According to U.S. Treasury Secretary Janet Yellen, India is welcome to continue purchasing as much Russian oil as it likes.


According to U.S. Treasury Secretary Janet Yellen, India is welcome to continue purchasing as much Russian oil as it likes, even at prices exceeding a G7-imposed price cap mechanism, as long as it stays away from Western insurance, finance, and maritime services that are subject to the cap.

In an interview with Reuters on the sidelines of a conference on strengthening U.S.-Indian economic ties, Yellen stated that the cap would still cut world oil prices while reducing Russia’s revenues. Once the European Union stops importing, Russia won’t be able to export as much oil as it does now without using the cap price or big reductions from present levels, according to Yellen.

“Russia is going to find it very difficult to continue shipping as much oil as they have done when the EU stops buying Russian oil,” Yellen said. “They’re going to be heavily in search of buyers.

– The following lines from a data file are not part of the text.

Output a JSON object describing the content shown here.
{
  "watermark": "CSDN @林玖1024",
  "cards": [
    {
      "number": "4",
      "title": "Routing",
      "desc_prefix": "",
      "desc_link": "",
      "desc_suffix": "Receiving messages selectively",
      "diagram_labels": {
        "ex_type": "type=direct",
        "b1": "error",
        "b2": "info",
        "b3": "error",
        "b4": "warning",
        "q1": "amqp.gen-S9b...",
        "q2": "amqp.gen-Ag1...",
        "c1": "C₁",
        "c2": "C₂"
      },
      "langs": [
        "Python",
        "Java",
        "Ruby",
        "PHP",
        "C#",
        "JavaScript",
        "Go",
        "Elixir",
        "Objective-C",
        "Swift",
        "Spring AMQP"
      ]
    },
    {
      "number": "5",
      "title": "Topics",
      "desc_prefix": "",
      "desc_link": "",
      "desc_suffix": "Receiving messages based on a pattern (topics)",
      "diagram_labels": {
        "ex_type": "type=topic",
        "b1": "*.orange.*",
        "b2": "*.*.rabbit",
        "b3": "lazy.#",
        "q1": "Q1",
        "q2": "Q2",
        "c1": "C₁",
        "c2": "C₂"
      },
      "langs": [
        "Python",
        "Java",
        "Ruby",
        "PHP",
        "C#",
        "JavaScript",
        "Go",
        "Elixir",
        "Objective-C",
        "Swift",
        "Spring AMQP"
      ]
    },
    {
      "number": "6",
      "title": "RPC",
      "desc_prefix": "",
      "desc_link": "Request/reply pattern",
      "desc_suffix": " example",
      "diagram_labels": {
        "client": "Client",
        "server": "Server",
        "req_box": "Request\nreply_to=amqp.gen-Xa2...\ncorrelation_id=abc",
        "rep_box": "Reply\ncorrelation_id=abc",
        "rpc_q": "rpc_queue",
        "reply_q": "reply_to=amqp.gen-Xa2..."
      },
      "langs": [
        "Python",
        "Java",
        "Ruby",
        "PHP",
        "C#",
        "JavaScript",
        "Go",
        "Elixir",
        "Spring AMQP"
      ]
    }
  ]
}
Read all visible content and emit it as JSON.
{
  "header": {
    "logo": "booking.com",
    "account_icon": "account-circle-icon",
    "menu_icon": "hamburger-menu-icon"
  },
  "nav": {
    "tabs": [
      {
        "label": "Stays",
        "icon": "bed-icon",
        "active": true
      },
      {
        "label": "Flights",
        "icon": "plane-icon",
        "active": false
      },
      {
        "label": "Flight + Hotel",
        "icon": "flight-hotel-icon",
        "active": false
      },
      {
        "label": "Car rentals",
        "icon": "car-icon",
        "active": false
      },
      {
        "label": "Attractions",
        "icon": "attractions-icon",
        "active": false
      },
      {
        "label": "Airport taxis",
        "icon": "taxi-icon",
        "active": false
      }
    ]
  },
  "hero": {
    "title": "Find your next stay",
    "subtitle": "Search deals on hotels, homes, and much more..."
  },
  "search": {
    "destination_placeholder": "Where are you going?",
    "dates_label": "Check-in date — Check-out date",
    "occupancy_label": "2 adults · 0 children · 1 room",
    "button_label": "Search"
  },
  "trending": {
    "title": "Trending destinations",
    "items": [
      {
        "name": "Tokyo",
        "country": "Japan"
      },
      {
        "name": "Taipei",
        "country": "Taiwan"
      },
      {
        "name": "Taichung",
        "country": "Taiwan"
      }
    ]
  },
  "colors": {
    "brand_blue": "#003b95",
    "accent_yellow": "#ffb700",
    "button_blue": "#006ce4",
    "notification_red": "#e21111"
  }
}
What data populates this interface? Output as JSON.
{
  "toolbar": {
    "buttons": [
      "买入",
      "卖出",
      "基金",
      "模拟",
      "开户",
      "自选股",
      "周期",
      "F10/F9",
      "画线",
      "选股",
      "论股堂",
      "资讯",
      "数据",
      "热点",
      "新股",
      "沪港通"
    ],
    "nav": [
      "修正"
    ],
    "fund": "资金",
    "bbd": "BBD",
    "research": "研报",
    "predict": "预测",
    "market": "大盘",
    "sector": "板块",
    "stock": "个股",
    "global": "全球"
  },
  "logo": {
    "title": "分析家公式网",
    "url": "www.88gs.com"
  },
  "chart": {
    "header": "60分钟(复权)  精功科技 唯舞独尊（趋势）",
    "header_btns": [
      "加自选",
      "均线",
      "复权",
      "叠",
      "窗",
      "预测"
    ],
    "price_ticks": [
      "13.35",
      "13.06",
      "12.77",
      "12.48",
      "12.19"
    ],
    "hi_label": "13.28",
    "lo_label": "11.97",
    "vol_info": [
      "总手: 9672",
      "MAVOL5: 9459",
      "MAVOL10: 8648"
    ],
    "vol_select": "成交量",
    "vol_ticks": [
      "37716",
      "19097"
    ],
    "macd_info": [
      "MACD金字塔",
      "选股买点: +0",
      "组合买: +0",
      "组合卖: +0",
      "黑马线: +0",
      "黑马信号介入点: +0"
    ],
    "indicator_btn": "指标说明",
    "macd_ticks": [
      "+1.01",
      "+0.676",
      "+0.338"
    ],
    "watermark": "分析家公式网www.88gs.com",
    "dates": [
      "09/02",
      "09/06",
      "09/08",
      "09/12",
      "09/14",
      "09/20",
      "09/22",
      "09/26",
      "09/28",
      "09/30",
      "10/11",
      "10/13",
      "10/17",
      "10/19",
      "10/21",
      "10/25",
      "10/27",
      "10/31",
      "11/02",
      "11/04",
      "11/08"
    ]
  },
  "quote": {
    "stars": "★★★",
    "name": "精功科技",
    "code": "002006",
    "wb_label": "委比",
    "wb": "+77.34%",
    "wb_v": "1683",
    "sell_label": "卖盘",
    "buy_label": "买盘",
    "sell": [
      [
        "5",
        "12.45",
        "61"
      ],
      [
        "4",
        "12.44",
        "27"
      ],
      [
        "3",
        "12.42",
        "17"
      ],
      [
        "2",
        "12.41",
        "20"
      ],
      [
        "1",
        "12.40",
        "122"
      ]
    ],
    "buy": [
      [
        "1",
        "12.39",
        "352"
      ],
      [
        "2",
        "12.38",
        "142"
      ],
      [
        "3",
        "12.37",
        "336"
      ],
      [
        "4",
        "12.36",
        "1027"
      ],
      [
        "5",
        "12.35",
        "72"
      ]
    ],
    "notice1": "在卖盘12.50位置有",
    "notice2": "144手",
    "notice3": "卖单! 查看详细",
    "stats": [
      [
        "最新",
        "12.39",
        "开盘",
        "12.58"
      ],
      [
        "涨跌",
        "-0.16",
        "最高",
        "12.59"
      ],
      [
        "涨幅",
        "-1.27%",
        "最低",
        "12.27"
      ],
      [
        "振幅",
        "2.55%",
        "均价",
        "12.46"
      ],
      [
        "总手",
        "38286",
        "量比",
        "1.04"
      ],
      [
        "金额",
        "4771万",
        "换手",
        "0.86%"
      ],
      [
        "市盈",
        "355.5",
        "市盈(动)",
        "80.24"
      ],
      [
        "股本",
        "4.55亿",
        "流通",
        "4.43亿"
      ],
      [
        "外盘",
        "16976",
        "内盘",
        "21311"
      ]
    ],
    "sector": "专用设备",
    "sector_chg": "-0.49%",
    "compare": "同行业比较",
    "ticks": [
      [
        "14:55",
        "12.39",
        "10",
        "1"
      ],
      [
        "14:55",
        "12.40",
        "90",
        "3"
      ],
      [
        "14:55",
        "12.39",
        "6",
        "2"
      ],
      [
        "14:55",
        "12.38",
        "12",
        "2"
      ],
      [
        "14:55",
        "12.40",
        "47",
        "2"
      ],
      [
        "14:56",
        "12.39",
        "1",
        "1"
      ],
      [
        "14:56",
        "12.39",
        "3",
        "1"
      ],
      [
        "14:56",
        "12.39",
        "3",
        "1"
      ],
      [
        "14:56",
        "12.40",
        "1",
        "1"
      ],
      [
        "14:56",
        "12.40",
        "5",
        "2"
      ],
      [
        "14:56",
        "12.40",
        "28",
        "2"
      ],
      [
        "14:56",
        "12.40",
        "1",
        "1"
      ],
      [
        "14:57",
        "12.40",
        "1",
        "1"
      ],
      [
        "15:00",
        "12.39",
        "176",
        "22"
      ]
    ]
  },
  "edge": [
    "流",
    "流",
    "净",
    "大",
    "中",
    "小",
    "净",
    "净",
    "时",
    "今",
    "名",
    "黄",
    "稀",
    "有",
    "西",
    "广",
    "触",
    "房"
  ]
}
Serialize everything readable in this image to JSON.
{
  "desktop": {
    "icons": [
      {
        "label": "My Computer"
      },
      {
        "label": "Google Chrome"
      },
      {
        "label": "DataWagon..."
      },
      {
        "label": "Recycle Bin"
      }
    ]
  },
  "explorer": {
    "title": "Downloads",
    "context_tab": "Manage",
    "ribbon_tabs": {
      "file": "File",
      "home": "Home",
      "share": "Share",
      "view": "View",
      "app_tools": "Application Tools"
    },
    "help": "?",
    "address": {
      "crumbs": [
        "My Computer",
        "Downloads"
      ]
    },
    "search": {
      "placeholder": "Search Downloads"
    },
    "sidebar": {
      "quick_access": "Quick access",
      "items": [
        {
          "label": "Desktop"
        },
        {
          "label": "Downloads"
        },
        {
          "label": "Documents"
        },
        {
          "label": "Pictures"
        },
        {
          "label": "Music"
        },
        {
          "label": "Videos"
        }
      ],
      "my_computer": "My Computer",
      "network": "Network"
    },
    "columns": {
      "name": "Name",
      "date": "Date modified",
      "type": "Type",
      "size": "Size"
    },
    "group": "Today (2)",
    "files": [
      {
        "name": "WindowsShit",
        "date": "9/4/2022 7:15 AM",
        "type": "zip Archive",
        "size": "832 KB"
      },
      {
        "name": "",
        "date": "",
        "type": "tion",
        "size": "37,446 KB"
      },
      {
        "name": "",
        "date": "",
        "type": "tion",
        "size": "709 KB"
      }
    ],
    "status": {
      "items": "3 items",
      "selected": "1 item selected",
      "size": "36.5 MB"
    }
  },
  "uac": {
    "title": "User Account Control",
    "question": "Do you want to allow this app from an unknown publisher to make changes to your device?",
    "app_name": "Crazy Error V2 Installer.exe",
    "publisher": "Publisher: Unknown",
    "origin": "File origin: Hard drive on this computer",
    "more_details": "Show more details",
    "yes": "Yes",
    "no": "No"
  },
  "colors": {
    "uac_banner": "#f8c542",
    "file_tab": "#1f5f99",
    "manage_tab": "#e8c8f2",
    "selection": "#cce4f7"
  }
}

And many buyers are reliant on Western services.”


Other than China, India is currently Russia’s biggest oil buyer.

Prior to a deadline of December 5, the last-minute specifics of the price cap that the wealthy G7 democracies and Australia will impose are still being worked out.

The existence of the cap would give India, China and other major buyers of Russian crude leverage to push down the price they pay to Moscow, Yellen said. Russian oil “is going to be selling at bargain prices and we’re happy to have India get that bargain or Africa or China. its fine,” Yellen added.

Yellen told Reuters that India and private Indian oil companies “can also purchase oil at any price they want as long as they don’t use these Western services and they find other services. And either way is fine.”

The cap denies insurance, maritime services, and financing offered by the Western allies for tanker cargoes priced over a predetermined dollar-per-barrel cap in order to reduce Russia’s oil income while keeping Russian crude on the market. An upper limit may be the historical average price of Russian Urals crude of $63-64 per barrel.

Since the EU initially unveiled plans for an embargo on Russian oil to punish Moscow for its invasion of Ukraine in May, the United States has been promoting the idea.

Yellen’s comments followed last week’s declaration by India’s foreign minister that his nation would keep purchasing Russian crude because it helps India.

Yellen’s comments on India’s finance and energy ministries were not immediately available for comment, but other officials have stated they were leery of the unproven price limit mechanism.

“I do not think we will follow the price cap mechanism, and we have communicated that to the countries. We believe most countries are comfortable with it and it is in no one’s case that Russian oil should go offline,” one Indian government official spoke to Reuters.

The official added, “Stable prices and supplies are most crucial.”

In order to prevent its customers from having to find tankers, insurance, or other services as the price cap, Rosneft, the largest oil exporter from Russia, is growing its tanker charter business.

Yellen said that even with Russian tankers, Chinese tankers and a “shadow” fleet of older, mothballed tankers and re-flagged vessels, “I just think they will find it very difficult to sell all the oil that they have been selling without a reasonable price.”